The first lesson on the health benefits of tea explained that the advantages offered by tea are offered in very similar amounts in all teas derived from the Camellia Sinensis tea plant. While true, most customers are going to be looking for more information. So here are a few more details on the science behind the health benefits of tea:
Polyphenols provide a significant portion of the taste and the health benefits found in tea. Polyphenols are a group of chemical substances found in plants. Two classes of polyphenols are tannins (found also in wine) and flavonoids. Tea is rich in flavonoids like catechins. Flavonoids are most commonly known for their antioxidant activity. Catechins like EGCG are found in high concentrations in Green Tea. In fact, it is the catechin EGCG that has put some bottled green tea in the news lately as a way of providing a wealth of health benefits.
Let's try to put all of these scientific terms into context: Catechins are a type of antioxidant found in flavonoids. Flavonoids are a class of polyphenols. These terms are often used interchangeably when discussing the health benefits of tea.
The human body produces unstable molecules called oxidants, or free radicals. To become stable these oxidants steal electrons from other molecules and thereby damage the cells and can even cause DNA aberrations. Antioxidants bond to oxidants such as free radicals and inhibit the chemical reactions that cause cellular damage. Antioxidants can even target and repair DNA damage. All teas made with Camellia Sinensis tea leaves are high in flavonoids, a powerful class of antioxidants.
Tea also contains other antioxidants, though in these cases the processing of the tea does have an effect on the levels of these antioxidants. Oxidation causes small antioxidant chains to link together and form larger antioxidants. Most of the antioxidants found in black teas are Theaflavins and Thearubigins (which are larger), while Green and White teas primarily contain the smaller Catechins.
L-theanine is an amino acid that occurs naturally in the Camellia Sinensis plant. In fact, unless you take an artificially manufactured dietary supplement, tea is the ONLY way to get L-theanine in your diet. This powerful amino acid boosts alpha wave activity in our brains, which promotes a state of relaxed concentration. Think "quiet alertness". The calming effects of L-theanine actually counteract the extreme highs and jitteriness that can result from excessive caffeine intake.
As with almost all other essential elements in the leaf, L-theanine is the most highly concentrated in the newest growth. A high quality loose leaf tea will contain the most L-theanine, and the very highest levels are usually found in green and white teas.
Will drinking tea cause me to lose weight?
Possibly; tea causes a slight increase in metabolic rates and encourages the body to burn lipids (fats). Tea increases insulin activity thereby moderating blood sugar levels. Most importantly, tea replaces other calorie rich drinks or foods in our diets.

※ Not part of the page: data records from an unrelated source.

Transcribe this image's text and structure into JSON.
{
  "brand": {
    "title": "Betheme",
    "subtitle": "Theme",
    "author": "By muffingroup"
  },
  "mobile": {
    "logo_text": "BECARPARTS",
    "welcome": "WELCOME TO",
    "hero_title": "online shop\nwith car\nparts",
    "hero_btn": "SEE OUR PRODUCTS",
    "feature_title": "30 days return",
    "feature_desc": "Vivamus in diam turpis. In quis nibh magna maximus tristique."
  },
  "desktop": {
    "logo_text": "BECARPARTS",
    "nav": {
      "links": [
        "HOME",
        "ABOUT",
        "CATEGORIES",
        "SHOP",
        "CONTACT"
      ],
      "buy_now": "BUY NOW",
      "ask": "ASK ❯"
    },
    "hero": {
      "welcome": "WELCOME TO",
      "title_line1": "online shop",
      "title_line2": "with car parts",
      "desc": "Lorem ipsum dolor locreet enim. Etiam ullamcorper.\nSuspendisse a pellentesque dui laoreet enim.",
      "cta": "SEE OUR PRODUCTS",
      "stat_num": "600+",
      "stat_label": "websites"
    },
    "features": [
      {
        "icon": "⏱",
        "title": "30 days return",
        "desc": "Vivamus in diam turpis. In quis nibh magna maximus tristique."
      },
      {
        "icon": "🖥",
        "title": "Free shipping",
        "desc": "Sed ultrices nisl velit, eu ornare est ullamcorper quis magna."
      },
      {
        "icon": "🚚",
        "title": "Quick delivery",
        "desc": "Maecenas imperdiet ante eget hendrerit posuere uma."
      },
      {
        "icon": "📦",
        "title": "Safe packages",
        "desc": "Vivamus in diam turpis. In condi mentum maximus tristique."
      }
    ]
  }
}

The truth is that all of these factors are minor, but combined certainly suggest that tea is PART of a healthy diet.
The USDA said it this way: "...until we do a really comprehensive study in which we have humans drink tea and see whether they lose weight, we can't actually say that green tea makes people lose weight. What we can say is that it raises metabolic rates and increases fat oxidation rates. Those are two things that are predictive of weight loss."
So the question is: what can we state definitively? Tea is nearly calorie-free and rich in antioxidants. Tea is an important part of a healthy diet and lifestyle. While there is not yet enough evidence to make conclusive statements about specific benefits, there are new research reports each week uncovering new potential links between tea consumption and the improvement in, or prevention of, most medical ailments. In a later lesson we'll answer some of the other common questions surrounding the health benefits of tea.